Most of us want to make a difference. Some want to take on global issues such as poverty, inequality, or climate change. Others are happy with making a difference to their local community, or even just their own family. But we want our lives to matter to someone.
I used to think that making a difference on a small scale was somehow not “ambitious enough”. If I could make the world better for one hundred people, or one million people, it felt almost unethical for me to choose the smaller, local impact. But I have recently changed my mind – and now champion micro-scale impact! – thanks to a great blog post by Richard Branson.
Branson advises us to draw a circle around ourselves first to make sure that everything inside that circle is working well. Is our health in shape? Are the different areas of our lives in balance?
Once you feel the circle is strong enough you can widen the circle to include your family and friends. Once that second circle is strong you can expand it again to include your local community. If things go really well you can then draw a circle around your country. And if things go really really well, you can draw a circle around the whole world and deal with global issues.
This philosophy of circles taught me three key lessons:
#1: Macro issues are made from millions of ignored micro issues
Global issues do not consist of one big problem. They consist of millions of tiny problems that each happen on a local level for some specific individual. Fixing any one of these local issues is challenging, but definitely doable. But it’s here we risk falling into the fallacy of thinking:
“What does it matter if I step up? My action will only be a grain of sand in the desert.”
It’s precisely that kind of thinking that causes small, local problems to multiply. All issues are local, but it’s those that are repeatedly ignored that become global. When I now see a piece of trash on the street, hear an insensitive comment, or see an opportunity to make someone feel valued, I remind myself that it’s these local issues that count.
#2: You can’t help a big circle without a strong, small circle to stand upon
Helping someone requires that you have some strength to lend. This is why we need to draw a circle around ourselves first. It’s admirable to want to make a difference for one million people. But if you can’t make a difference to one hundred people first, let alone yourself, then how are you supposed to make a difference to one million?
The circles work almost like a video game. By completing one circle, you gain the strength, resources, and knowledge you need to be capable enough to take on the next one.
When Mark Zuckerberg started Facebook, for example, he didn’t set out to connect the whole world.
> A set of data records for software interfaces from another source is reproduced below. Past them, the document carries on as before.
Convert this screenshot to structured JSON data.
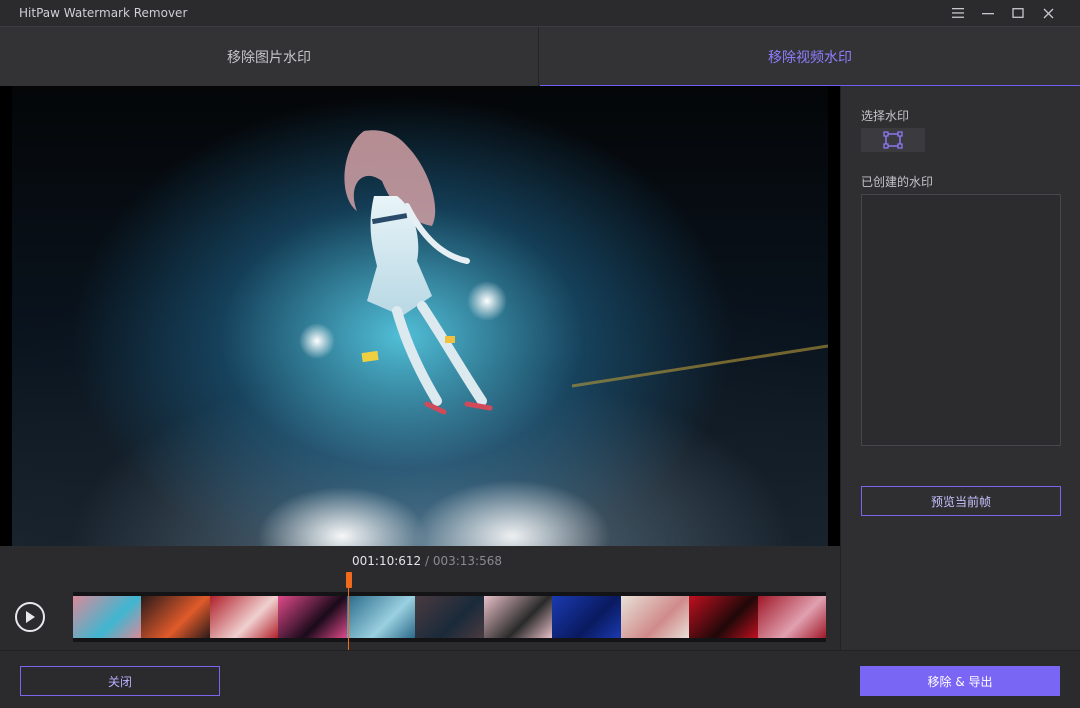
{
  "window": {
    "title": "HitPaw Watermark Remover",
    "controls": [
      "menu-icon",
      "minimize-icon",
      "maximize-icon",
      "close-icon"
    ]
  },
  "tabs": [
    {
      "label": "移除图片水印",
      "active": false
    },
    {
      "label": "移除视频水印",
      "active": true
    }
  ],
  "player": {
    "current_time": "001:10:612",
    "separator": " / ",
    "total_time": "003:13:568",
    "play_icon": "play-icon"
  },
  "sidebar": {
    "select_label": "选择水印",
    "select_tool_icon": "rectangle-select-icon",
    "created_label": "已创建的水印",
    "preview_button": "预览当前帧"
  },
  "footer": {
    "close_button": "关闭",
    "export_button": "移除 & 导出"
  },
  "colors": {
    "accent": "#7a66f5",
    "active_tab": "#8f7dff",
    "playhead": "#f06a1c"
  },
  "filmstrip": [
    [
      "#d98a9a",
      "#3fb6d0"
    ],
    [
      "#2a1a1a",
      "#e05a2a"
    ],
    [
      "#b0202a",
      "#f0d0d0"
    ],
    [
      "#e04a8a",
      "#1a0a1a"
    ],
    [
      "#2a6a8a",
      "#9ad0e0"
    ],
    [
      "#4a3a40",
      "#1a2a3a"
    ],
    [
      "#e8c0c8",
      "#2a2a2a"
    ],
    [
      "#1a3ab0",
      "#0a1a60"
    ],
    [
      "#e8e0d8",
      "#d08a8a"
    ],
    [
      "#c01020",
      "#200808"
    ],
    [
      "#a01828",
      "#e0a0b0"
    ]
  ]
}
He just focused on connecting the students at his own school Harvard. Once he succeeded with that, he would widen his circle and connect all the colleges in the Ivy League. Then all colleges in the U.S. Then everyone in the U.S. And, finally, the whole world. But had they not first succeeded at one college, nothing else would have followed.
The same holds true for those who wish to make a big impact in any field. It’s by succeeding in the small that you gain access to succeeding in the large. And the bigger you decide to make your circle, the stronger all your smaller circles need to be.
#3: When circles overlap there is an opportunity for partnerships
Once you expand your circles, you will find that they overlap with others. At the smallest level, you have circles overlapping at the family level, and the more that any of member widens their own family ring, the more the overlap increases for everyone.
The same thing holds true for the next level of circles. When there is an overlap of interests, that is a great opportunity for forming a partnership and taking on the problem together. Sharing resources, incidentally, widens the overlap because your circles move closer to one another, and the overlapping area can be worth many times more than the sum of its individual parts.
The more our circles overlap, the stronger the fabric of society becomes.
This philosophy of the circles has given me a new (and dare I say better) way to think about the world. At a time when global issues seem equally insurmountable and appealing to take on, let’s remember to draw a circle around ourselves first. Let’s widen it one step at a time and work to overlap our circles as much as possible.
The more our circles overlap, the less space small issues have to fester. And if issues don’t have the opportunity to become local, they won’t have the opportunity to become global.